Today’s consumer is more demanding about the product we are providing them and we cannot take their expectations for granted. They want to know more about how we feed and care for our animals. They want a safe and wholesome product and they expect us to produce it in a sustainable fashion that protects the environment.

One very visible change that the beef industry has made in recent years is the fact that we are providing more branded products than ever that suit the specific needs of the consumer. The meat case at your local grocer may offer choices such as all-natural, hormone-free, grass-fed, and other brands to meet a wide variety of tastes. Today’s consumer appears to be more willing than ever to pay for quality. In 2017, a greater percentage of cattle were harvested for higher quality grades (mid-Choice and higher) than were for the Select grade of beef. This increase in the production of higher quality beef has allowed brands such as Certified Angus Beef to achieve record sales.

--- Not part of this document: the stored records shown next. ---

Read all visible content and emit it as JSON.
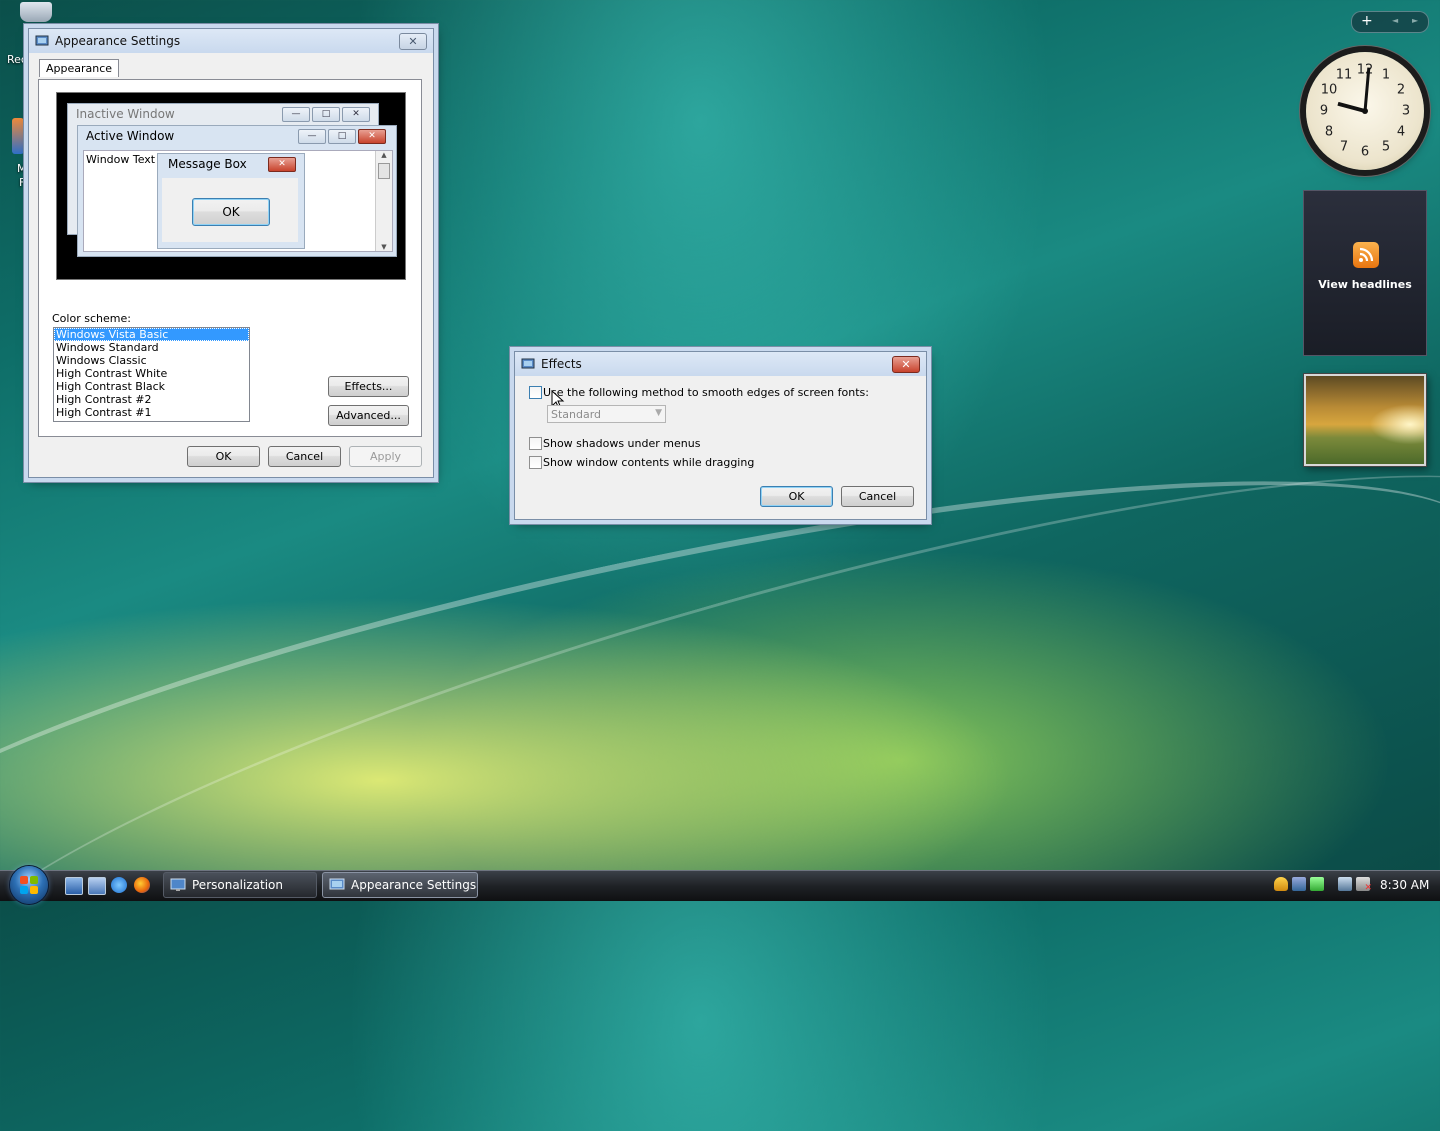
{
  "desktop": {
    "recycle_label": "Rec",
    "icon2_label_a": "M",
    "icon2_label_b": "F"
  },
  "appearance_dialog": {
    "title": "Appearance Settings",
    "tab_label": "Appearance",
    "preview": {
      "inactive_title": "Inactive Window",
      "active_title": "Active Window",
      "window_text": "Window Text",
      "message_box_title": "Message Box",
      "message_box_ok": "OK"
    },
    "color_scheme_label": "Color scheme:",
    "color_schemes": [
      "Windows Vista Basic",
      "Windows Standard",
      "Windows Classic",
      "High Contrast White",
      "High Contrast Black",
      "High Contrast #2",
      "High Contrast #1"
    ],
    "selected_scheme": "Windows Vista Basic",
    "effects_button": "Effects...",
    "advanced_button": "Advanced...",
    "ok_button": "OK",
    "cancel_button": "Cancel",
    "apply_button": "Apply"
  },
  "effects_dialog": {
    "title": "Effects",
    "smooth_fonts_label": "Use the following method to smooth edges of screen fonts:",
    "smooth_fonts_checked": false,
    "smoothing_method": "Standard",
    "shadows_label": "Show shadows under menus",
    "shadows_checked": false,
    "drag_contents_label": "Show window contents while dragging",
    "drag_contents_checked": false,
    "ok_button": "OK",
    "cancel_button": "Cancel"
  },
  "sidebar": {
    "add_button": "+",
    "prev_arrow": "◄",
    "next_arrow": "►",
    "clock_numbers": [
      "12",
      "1",
      "2",
      "3",
      "4",
      "5",
      "6",
      "7",
      "8",
      "9",
      "10",
      "11"
    ],
    "feed_label": "View headlines"
  },
  "taskbar": {
    "tasks": [
      {
        "label": "Personalization",
        "active": false
      },
      {
        "label": "Appearance Settings",
        "active": true
      }
    ],
    "time": "8:30 AM"
  },
  "colors": {
    "selection": "#3399ff",
    "rss_orange": "#f39a2a",
    "close_red": "#c8432d"
  }
}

Global customers for U.S. beef have shown a strong preference for our product. U.S. beef exports for the first half of 2018 were up 15 percent in volume and up 20 percent in value compared to the same period a year earlier. The top export markets for U.S. beef thus far in 2018 (in order) are Japan, South Korea, Mexico, Hong Kong, Canada, and Taiwan. The potential for growth in China and other countries is significant but the U.S. beef industry will have to adjust to their traceability requirements and restrictions on hormones and beta agonists to fully capitalize on these markets.

Beef marketers are using innovative ideas to put beef on consumers’ plates. With online purchases, consumers are quickly changing how they are going to obtain food for their families. Meal kits deliver food ingredients directly to consumers in individually packaged proportions. These kits come with step-by-step recipes and allow the consumer to efficiently cook meals at home. While meal kits may be more expensive for consumers, they may eliminate the need for some to go grocery shopping. Beef is a popular component in the meal kit segment.

Retail grocers are looking at using technology to attract customers. Increasing numbers of consumers are purchasing groceries online across the country. Groceries can then be picked up curbside at the store or in some locations actually delivered directly to the consumer’s home. Beef sales should benefit from increased convenience for the consumer. While this concept is relatively new, it would be premature to dismiss the long-term potential of this use of technology by the consumer.

How important is the voice of the consumer? Their concerns have resulted in Tyson Foods, who harvest and process 25% of the U.S. beef market share, and also Wendy’s, now the second largest fast food hamburger chain in the U.S., both announcing that beginning in 2019 they will be sourcing beef from producers who are Beef Quality Assurance certified. The consumer’s voice is being heard and it is influencing how we implement our management practices at the farm level.

A growing middle class around the world is increasing the global demand for protein. There is also an increasing consumer desire for foods that have been produced in a sustainable manner. For beef, that means a supply chain that is socially responsible, environmentally sound and economically viable. Today’s cattlemen must be responsive to the public’s demand for more transparency about how we produce beef. If we ignore our customer’s requests for more sustainable production of beef, we will lose their trust and ultimately hurt demand for our product.

I am sure most of you are familiar with the phrase “The customer is always right.” This phrase may be more meaningful than ever for the beef industry.